Abusing codeine with acetaminophen can lead to liver damage, as acetaminophen is hard on the liver and shouldn’t be taken long-term or regularly.
Codeine abuse changes your brain structure so you start to crave the drug. Your body also gets used to having codeine. Addiction and physical dependence usually go hand-in-hand.
If you’re dependent on codeine and suddenly stop taking it or reduce your dosage significantly, you’re likely to have withdrawal symptoms, such as:
- insomnia (difficulty sleeping)
- teary eyes
- runny nose
- fast breathing
- fast heart rate
- loss of appetite
- muscle aches

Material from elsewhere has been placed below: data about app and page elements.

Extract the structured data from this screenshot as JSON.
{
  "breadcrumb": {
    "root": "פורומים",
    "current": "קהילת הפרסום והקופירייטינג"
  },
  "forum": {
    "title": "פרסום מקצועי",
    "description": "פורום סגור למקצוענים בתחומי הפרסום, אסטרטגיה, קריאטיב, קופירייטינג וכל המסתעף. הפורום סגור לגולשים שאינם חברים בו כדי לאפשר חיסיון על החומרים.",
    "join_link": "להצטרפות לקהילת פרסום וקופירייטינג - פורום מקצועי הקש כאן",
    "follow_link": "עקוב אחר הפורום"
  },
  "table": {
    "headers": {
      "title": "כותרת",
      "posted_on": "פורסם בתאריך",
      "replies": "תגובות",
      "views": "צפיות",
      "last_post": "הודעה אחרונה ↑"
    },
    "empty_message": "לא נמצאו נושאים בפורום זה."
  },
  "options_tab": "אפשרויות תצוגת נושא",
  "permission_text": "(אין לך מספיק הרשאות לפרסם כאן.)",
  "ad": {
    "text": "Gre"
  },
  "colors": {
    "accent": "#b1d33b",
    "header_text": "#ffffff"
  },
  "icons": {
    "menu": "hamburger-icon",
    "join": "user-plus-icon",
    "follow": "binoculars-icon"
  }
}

If you or a loved one are abusing codeine, now is the time to get help. At Ohio Recovery Center, we offer personalized codeine rehab programs that meet you where you are and give you the tools for lasting recovery. Speak with a treatment specialist today to learn more.
- Drug Enforcement Administration — Controlled Substances https://www.deadiversion.usdoj.gov/schedules/orangebook/c_cs_alpha.pdf
- National Institute of Health — Codeine https://www.ncbi.nlm.nih.gov/books/NBK526029/
- National Institute of Health — Long-term codeine use is associated with depressive symptoms https://pubmed.ncbi.nlm.nih.gov/10440467/
- National Library of Medicine: DailyMed — Label: acetaminophen and codeine phosphate solution https://dailymed.nlm.nih.gov/dailymed/drugInfo.cfm?setid=83a536d8-385d-46ed-9cd2-47b7efe96ccf
- National Library of Medicine: DailyMed — Label: codeine sulfate tablet https://dailymed.nlm.nih.gov/dailymed/drugInfo.cfm?setid=010905f9-3bcb-4b50-9fe8-a3ad0010f14c
- National Library of Medicine: Medline Plus — Codeine https://medlineplus.gov/druginfo/meds/a682065.html